How and When to File a Claim When it comes to planning for retirement, Social Security is a major factor for the majority of Americans.
At present, pensioners have the option of collecting their full benefits starting at FRA, receiving a reduced amount starting at age 62, or delaying retirement until age 70.
At which point they will receive a larger monthly payment. It is estimated that the reductions and delayed retirement credits are roughly actuarially fair for a person with a normal life expectancy.
There is a reduction in early retirement benefits to account for the additional time they will be paid out.
The delayed retirement option offers higher benefits but for a shorter remaining lifetime. Thus, employees will, on average, receive the same lifetime benefits regardless of when they file their claim (between years 62 and 70).
Several novel claiming tactics have emerged as of late, each with the potential to increase system costs while also providing higher lifetime benefits to select individuals.
In this article, we will examine one such plan of action; we will refer to it as the “Free Loan from Social Security” plan of action.

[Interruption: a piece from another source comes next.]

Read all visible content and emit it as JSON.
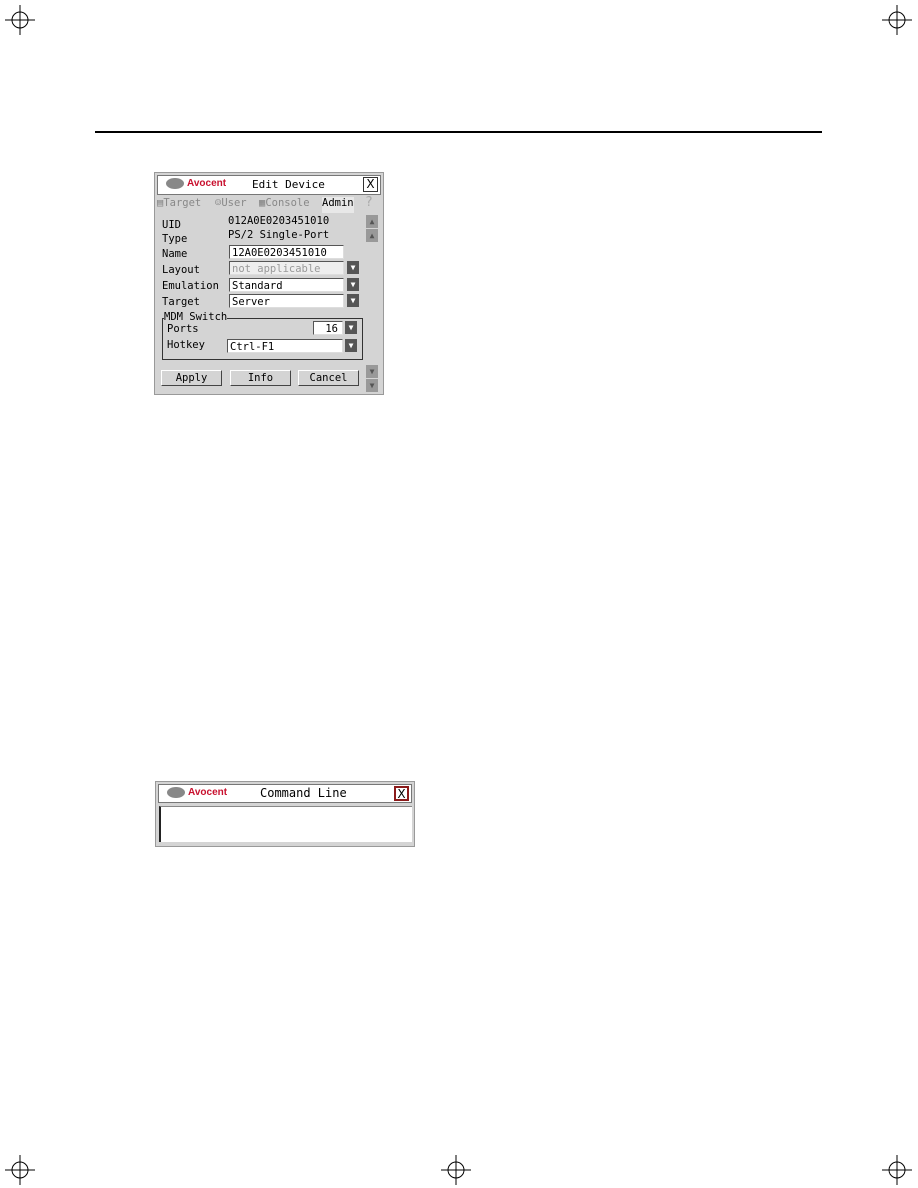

In the first part, we’ll go through the steps involved and the benefits of using this tactic.
Borrowing Money From Social Security Interest-Free
Historically, one may begin receiving Social Security payments at the earliest age of 62 and then, at the latest age of 70, repay the full amount of benefits obtained (SSA).
In this case, you might reapply for benefits as though you had never received a payment before.
Since you were getting older, the amount of your monthly check would increase accordingly.
The Social Security Administration (SSA) payments you’ve received over the years are similar to a no-interest loan from the federal government.
The SSA stopped allowing people to effectively “borrow” money from them once the loophole was closed in 2010.
If you apply for Social Security benefits before you turn 70, you can no longer delay payment beyond the initial 12-month grace period.
If you opt to put a hold on your benefits, you will still be responsible for paying back any money you’ve already received.
This tactic stems from a little-known provision of law that permits people already receiving assistance to renounce their eligibility and apply again.
3 As an illustration, a person can start collecting Social Security at age 62 and then again at age 70, when they will receive a larger payment.
He makes good on his promises to repay his perks. Since the claimant is only responsible for reporting the standard amount of benefits, he has the option of investing the money and keeping the interest.